Halpern's model for developing critical thinking
Of the approaches and models for improving critical thinking based on cognitive science, the body of work that has had the most impact is that of Halpern (2003). Halpern (1998) initially proposed an evidence-based, multifaceted model of critical thinking to inform critical thinking curricula. The model depicted not only the skills and methods of critical thinking but also the inclination to apply these skills, the ability to identify appropriate opportunities for critical thinking, and the ability to monitor progress and quality of thinking.
Components of Halpern's model
Halpern (1998) argued that to engage appropriately in critical thinking, first, requires a certain attitude toward critical thinking and analysis. Halpern includes here disposition, a positive view of critical thinking and a willingness to engage in and commit some effort to the work required to develop this skill. She suggests that a critical thinker displays these characteristics:
- 1. a willingness to engage in and persist at a complex task;
- 2. habitual use of plans and the suppression of impulsive activity;
- 3. flexibility or open-mindedness;
- 4. willingness to abandon nonproductive strategies in an attempt to selfcorrect; and
- 5. an awareness of the social realities that need to be overcome (Halpern 1998, 452).
Assuming a student has these characteristics, he or she is then capable of developing the skills and abilities of critical thinking. These include an ability to analyze or argue, decision-making and problem-solving skills, an ability to generate alternative explanations or points of view and then sensibly judge these, and an ability to test hypotheses. Training in structure is the ability to recognize or notice when to apply the skills and to detect appropriate contexts for application of critical thinking (453). A key aspect of structure is also the ability to transfer knowledge, skills, patterns, or analogies appropriately from the representations of past experience stored in memory to the current problem. Metacognitive monitoring, Halpern's last component, is the "executive or boss" (454). Halpern describes metacognitive monitoring as the ability to check the progress of any critical thinking activity, to evaluate the thinking against its goal, and to adjust the efforts accordingly. She suggests that this component can be enhanced through "well structured questions" to encourage reflection on learning (454).

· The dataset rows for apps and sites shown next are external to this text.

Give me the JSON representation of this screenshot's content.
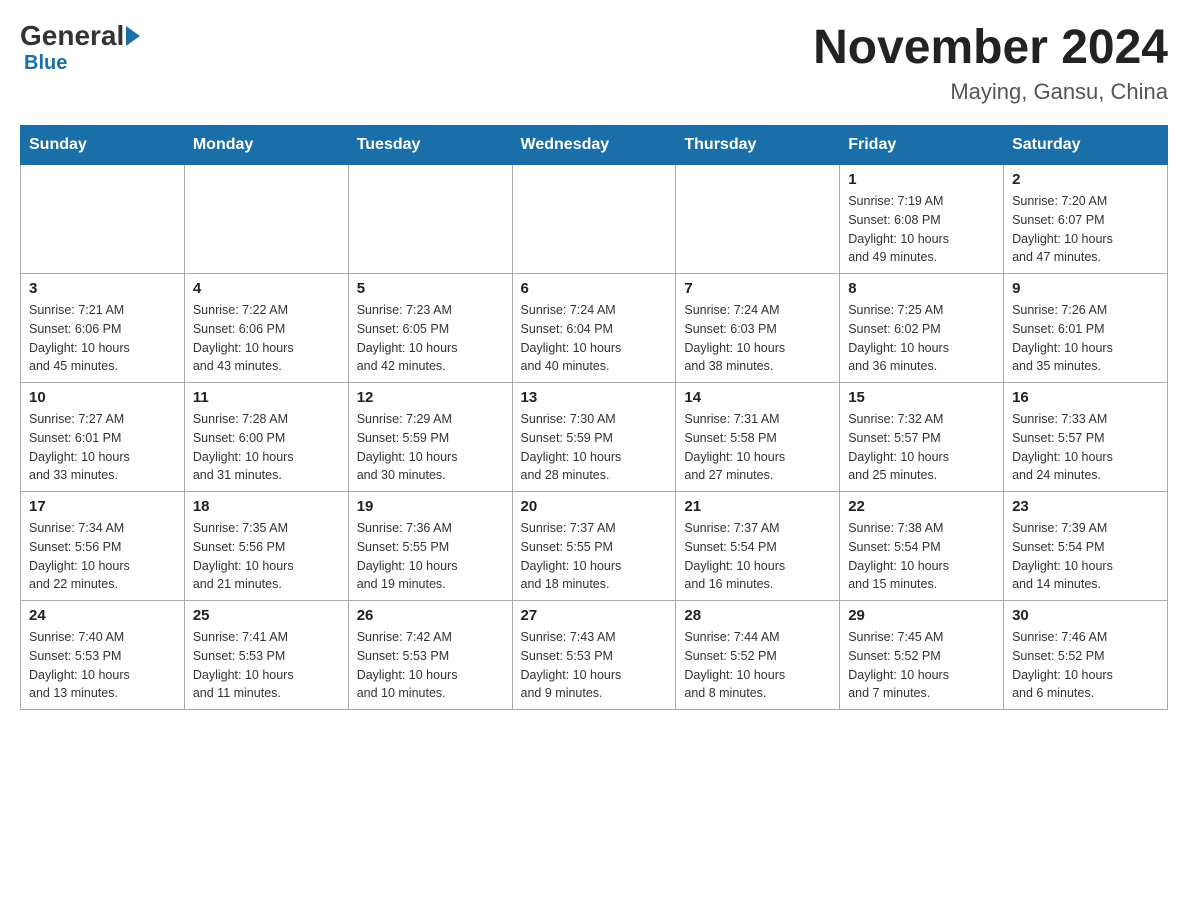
{
  "header": {
    "logo_general": "General",
    "logo_blue": "Blue",
    "main_title": "November 2024",
    "subtitle": "Maying, Gansu, China"
  },
  "days_of_week": [
    "Sunday",
    "Monday",
    "Tuesday",
    "Wednesday",
    "Thursday",
    "Friday",
    "Saturday"
  ],
  "weeks": [
    [
      {
        "day": "",
        "info": ""
      },
      {
        "day": "",
        "info": ""
      },
      {
        "day": "",
        "info": ""
      },
      {
        "day": "",
        "info": ""
      },
      {
        "day": "",
        "info": ""
      },
      {
        "day": "1",
        "info": "Sunrise: 7:19 AM\nSunset: 6:08 PM\nDaylight: 10 hours\nand 49 minutes."
      },
      {
        "day": "2",
        "info": "Sunrise: 7:20 AM\nSunset: 6:07 PM\nDaylight: 10 hours\nand 47 minutes."
      }
    ],
    [
      {
        "day": "3",
        "info": "Sunrise: 7:21 AM\nSunset: 6:06 PM\nDaylight: 10 hours\nand 45 minutes."
      },
      {
        "day": "4",
        "info": "Sunrise: 7:22 AM\nSunset: 6:06 PM\nDaylight: 10 hours\nand 43 minutes."
      },
      {
        "day": "5",
        "info": "Sunrise: 7:23 AM\nSunset: 6:05 PM\nDaylight: 10 hours\nand 42 minutes."
      },
      {
        "day": "6",
        "info": "Sunrise: 7:24 AM\nSunset: 6:04 PM\nDaylight: 10 hours\nand 40 minutes."
      },
      {
        "day": "7",
        "info": "Sunrise: 7:24 AM\nSunset: 6:03 PM\nDaylight: 10 hours\nand 38 minutes."
      },
      {
        "day": "8",
        "info": "Sunrise: 7:25 AM\nSunset: 6:02 PM\nDaylight: 10 hours\nand 36 minutes."
      },
      {
        "day": "9",
        "info": "Sunrise: 7:26 AM\nSunset: 6:01 PM\nDaylight: 10 hours\nand 35 minutes."
      }
    ],
    [
      {
        "day": "10",
        "info": "Sunrise: 7:27 AM\nSunset: 6:01 PM\nDaylight: 10 hours\nand 33 minutes."
      },
      {
        "day": "11",
        "info": "Sunrise: 7:28 AM\nSunset: 6:00 PM\nDaylight: 10 hours\nand 31 minutes."
      },
      {
        "day": "12",
        "info": "Sunrise: 7:29 AM\nSunset: 5:59 PM\nDaylight: 10 hours\nand 30 minutes."
      },
      {
        "day": "13",
        "info": "Sunrise: 7:30 AM\nSunset: 5:59 PM\nDaylight: 10 hours\nand 28 minutes."
      },
      {
        "day": "14",
        "info": "Sunrise: 7:31 AM\nSunset: 5:58 PM\nDaylight: 10 hours\nand 27 minutes."
      },
      {
        "day": "15",
        "info": "Sunrise: 7:32 AM\nSunset: 5:57 PM\nDaylight: 10 hours\nand 25 minutes."
      },
      {
        "day": "16",
        "info": "Sunrise: 7:33 AM\nSunset: 5:57 PM\nDaylight: 10 hours\nand 24 minutes."
      }
    ],
    [
      {
        "day": "17",
        "info": "Sunrise: 7:34 AM\nSunset: 5:56 PM\nDaylight: 10 hours\nand 22 minutes."
      },
      {
        "day": "18",
        "info": "Sunrise: 7:35 AM\nSunset: 5:56 PM\nDaylight: 10 hours\nand 21 minutes."
      },
      {
        "day": "19",
        "info": "Sunrise: 7:36 AM\nSunset: 5:55 PM\nDaylight: 10 hours\nand 19 minutes."
      },
      {
        "day": "20",
        "info": "Sunrise: 7:37 AM\nSunset: 5:55 PM\nDaylight: 10 hours\nand 18 minutes."
      },
      {
        "day": "21",
        "info": "Sunrise: 7:37 AM\nSunset: 5:54 PM\nDaylight: 10 hours\nand 16 minutes."
      },
      {
        "day": "22",
        "info": "Sunrise: 7:38 AM\nSunset: 5:54 PM\nDaylight: 10 hours\nand 15 minutes."
      },
      {
        "day": "23",
        "info": "Sunrise: 7:39 AM\nSunset: 5:54 PM\nDaylight: 10 hours\nand 14 minutes."
      }
    ],
    [
      {
        "day": "24",
        "info": "Sunrise: 7:40 AM\nSunset: 5:53 PM\nDaylight: 10 hours\nand 13 minutes."
      },
      {
        "day": "25",
        "info": "Sunrise: 7:41 AM\nSunset: 5:53 PM\nDaylight: 10 hours\nand 11 minutes."
      },
      {
        "day": "26",
        "info": "Sunrise: 7:42 AM\nSunset: 5:53 PM\nDaylight: 10 hours\nand 10 minutes."
      },
      {
        "day": "27",
        "info": "Sunrise: 7:43 AM\nSunset: 5:53 PM\nDaylight: 10 hours\nand 9 minutes."
      },
      {
        "day": "28",
        "info": "Sunrise: 7:44 AM\nSunset: 5:52 PM\nDaylight: 10 hours\nand 8 minutes."
      },
      {
        "day": "29",
        "info": "Sunrise: 7:45 AM\nSunset: 5:52 PM\nDaylight: 10 hours\nand 7 minutes."
      },
      {
        "day": "30",
        "info": "Sunrise: 7:46 AM\nSunset: 5:52 PM\nDaylight: 10 hours\nand 6 minutes."
      }
    ]
  ]
}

Halpern also noted that many educators do not take into account these foundations of cognitive science when developing critical thinking lessons and curricula. She argued that undergraduate students demonstrate poor transferral of critical thinking skills and abilities, citing an example in which 99% of college students endorsed at least one paranormal phenomenon (see Messer and Griggs 1989). Halpern also suggested that many adults are not able to extend critical thinking skills to contexts outside of formal education settings. For example, the majority of adults read horoscopes and most of these believe that they are written for their own personal situation (Lister, 1992, cited in Halpern, 1998).